Seems like we were just getting used to the Core 2 Duo chips, and now Intel has gone and released its first quad core processor, code-named Kentsfield and officially called Core 2 Extreme QX6700. Toms Hardware likes Intel's 2.66GHz quad-core QX6700, saying it could let some users do their work twice as quickly. The biggest speed difference in their tests was with Adobe Premiere Pro 2.0, which nearly doubled the speed of the quickest Core 2 Duo processors.
On the other hand, some applications showed hardly any improvement at all for Toms testers, such as Photoshop CS2 and Quake 4, for which there is a quad-core patch forthcoming. However, as soon as software developers wrap their minds around the quad-core way of doing things, serious speedup will ensue. AMD is not going to be caught napping; expect that company's quad-core processor in a couple of weeks. Toms Hardware's Patrick Schmid's opinion, and lots more including Tech Spot's intense quad-core testing, after the jump.
Toms Hardware's Patrick Schmid: "Intel certainly beat AMD to the quad-core starting line, but this race is far from over. The market needs tight competition to assure reasonable performance at all price levels, so as we congratulate Intel on a job well done, let's also hope that AMD is able to catch up quickly."
Tech Spot tells us more good news about the quad core Intel processors, where those who have upgraded to Intel Core 2 chips will be happy to know that these new chips will plug right into their LGA775 platform motherboards, and the worst-case scenario to make them work would be a BIOS update.
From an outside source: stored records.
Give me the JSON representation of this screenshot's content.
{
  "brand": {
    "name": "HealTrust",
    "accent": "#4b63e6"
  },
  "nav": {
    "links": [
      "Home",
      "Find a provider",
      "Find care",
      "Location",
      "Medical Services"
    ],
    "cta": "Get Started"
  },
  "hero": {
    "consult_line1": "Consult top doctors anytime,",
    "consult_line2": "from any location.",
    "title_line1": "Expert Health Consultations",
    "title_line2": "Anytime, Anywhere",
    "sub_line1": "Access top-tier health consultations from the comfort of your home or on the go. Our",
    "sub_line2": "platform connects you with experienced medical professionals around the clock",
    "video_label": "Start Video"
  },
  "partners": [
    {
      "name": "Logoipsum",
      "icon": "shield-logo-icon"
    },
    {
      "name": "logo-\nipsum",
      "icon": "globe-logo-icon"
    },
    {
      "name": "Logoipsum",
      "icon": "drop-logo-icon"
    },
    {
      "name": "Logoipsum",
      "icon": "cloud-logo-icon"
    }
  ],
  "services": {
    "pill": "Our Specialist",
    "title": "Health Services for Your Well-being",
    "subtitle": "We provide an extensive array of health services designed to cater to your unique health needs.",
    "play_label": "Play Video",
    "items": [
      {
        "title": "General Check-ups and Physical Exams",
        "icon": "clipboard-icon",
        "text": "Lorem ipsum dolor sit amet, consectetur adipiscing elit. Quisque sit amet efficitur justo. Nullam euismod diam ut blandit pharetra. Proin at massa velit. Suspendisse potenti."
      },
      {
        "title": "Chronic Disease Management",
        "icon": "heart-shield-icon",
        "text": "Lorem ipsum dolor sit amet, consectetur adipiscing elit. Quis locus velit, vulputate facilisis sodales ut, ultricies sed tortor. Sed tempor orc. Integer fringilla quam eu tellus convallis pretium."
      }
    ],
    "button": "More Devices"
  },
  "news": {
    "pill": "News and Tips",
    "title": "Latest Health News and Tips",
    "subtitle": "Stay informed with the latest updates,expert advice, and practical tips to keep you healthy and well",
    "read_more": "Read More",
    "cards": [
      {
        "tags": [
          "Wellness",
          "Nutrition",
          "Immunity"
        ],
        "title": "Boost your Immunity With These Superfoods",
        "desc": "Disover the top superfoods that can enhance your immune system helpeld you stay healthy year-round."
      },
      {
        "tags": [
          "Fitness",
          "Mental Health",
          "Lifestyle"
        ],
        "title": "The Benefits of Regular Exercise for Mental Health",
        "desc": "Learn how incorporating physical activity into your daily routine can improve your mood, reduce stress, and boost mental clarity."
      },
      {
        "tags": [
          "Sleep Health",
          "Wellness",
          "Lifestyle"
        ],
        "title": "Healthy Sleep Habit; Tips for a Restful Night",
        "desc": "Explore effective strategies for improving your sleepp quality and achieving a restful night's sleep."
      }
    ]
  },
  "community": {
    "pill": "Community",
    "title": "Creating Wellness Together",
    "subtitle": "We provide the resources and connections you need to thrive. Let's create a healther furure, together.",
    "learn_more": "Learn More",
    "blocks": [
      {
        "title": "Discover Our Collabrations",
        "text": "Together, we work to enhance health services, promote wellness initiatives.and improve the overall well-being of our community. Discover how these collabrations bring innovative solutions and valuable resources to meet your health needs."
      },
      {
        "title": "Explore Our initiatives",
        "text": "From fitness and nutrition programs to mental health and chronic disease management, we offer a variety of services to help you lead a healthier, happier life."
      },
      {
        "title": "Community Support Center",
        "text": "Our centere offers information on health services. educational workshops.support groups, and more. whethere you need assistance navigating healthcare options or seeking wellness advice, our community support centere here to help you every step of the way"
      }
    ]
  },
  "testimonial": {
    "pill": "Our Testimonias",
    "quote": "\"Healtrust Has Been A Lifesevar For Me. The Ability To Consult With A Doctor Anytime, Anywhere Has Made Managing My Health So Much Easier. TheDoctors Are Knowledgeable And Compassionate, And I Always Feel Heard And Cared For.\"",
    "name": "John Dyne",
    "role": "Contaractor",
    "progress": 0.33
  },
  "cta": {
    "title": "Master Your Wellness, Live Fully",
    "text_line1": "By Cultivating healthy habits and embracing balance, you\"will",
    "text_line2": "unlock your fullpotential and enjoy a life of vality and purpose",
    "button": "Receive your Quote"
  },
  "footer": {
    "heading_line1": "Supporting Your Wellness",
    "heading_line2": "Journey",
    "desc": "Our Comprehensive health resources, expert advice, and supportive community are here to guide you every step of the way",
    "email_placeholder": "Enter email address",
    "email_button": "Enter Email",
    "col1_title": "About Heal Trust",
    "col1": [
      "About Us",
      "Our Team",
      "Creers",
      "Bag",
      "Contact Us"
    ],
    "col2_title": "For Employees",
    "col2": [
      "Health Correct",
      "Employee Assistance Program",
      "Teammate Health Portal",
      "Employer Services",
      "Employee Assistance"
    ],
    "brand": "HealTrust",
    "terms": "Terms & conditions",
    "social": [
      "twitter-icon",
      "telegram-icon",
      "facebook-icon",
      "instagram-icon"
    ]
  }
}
The downside? Cost, where these first quad-core chips will cost $1000.
Tech Spot also points out that there are no new additions to this latest processor except for the extra two cores, but warned that gaming performance won't be twice as fast. The testers underlined the fact that applications not optimized for quad core performance are not going to benefit from this technology.
Contrary to the results of Toms Hardware, the Tech Spot crew noticed significant speedups with Adobe Photoshop CS2, measuring 25% faster operations when compared to the Intel Core 2 Extreme x6800. The most jaw-dropping performance leap was in Pinnacle's Studio Plus video editing software, where the quad chip was 78% faster than its dual-core predecessor. Another massive performance gain was seen with Autodesk 3D Studio Max, which enjoyed a 60% speedup.
"Intel has done a fantastic job with their latest Core 2 Extreme QX6700 processor and while it was not all gleaming results, the QX6700 did excel where it had to. The thermal output of the QX6700 was very manageable at its default frequency of 2.66GHz though considerably higher than an equally clocked Core 2 Duo processor... As of now, the Core 2 Extreme QX6700 looks to be the most powerful processor on the market for use with power hungry Windows apps. When it comes to gaming, the Core 2 Duo E6700 is a much better choice, or for value the E6600 or even the E6300."
We can't wait to load up some serious video editing apps on these quad-core horses. It's especially heartening to hear that Adobe Premiere Pro 2.0, our favorite editing application, runs so well on the QX6700. Let's hope more gaming software writers follow Quake 4 developer id Software's lead and tweak the code to take advantage of all this power.
Core 2 Quadro Ready to Ravage the High-End [Toms Hardware]
Intel Core 2 Extreme QX6700 review: Quad Core is here! [Tech Spot]
Intel Core 2 Extreme QX6700 [Bit-Tech]
Intel core 2 extreme QX6700 Kentsfield Quad Core [hardcoreware.com]
Intel Core 2 Extreme QX6700: Four Cores to the Floor [Computer Shopper]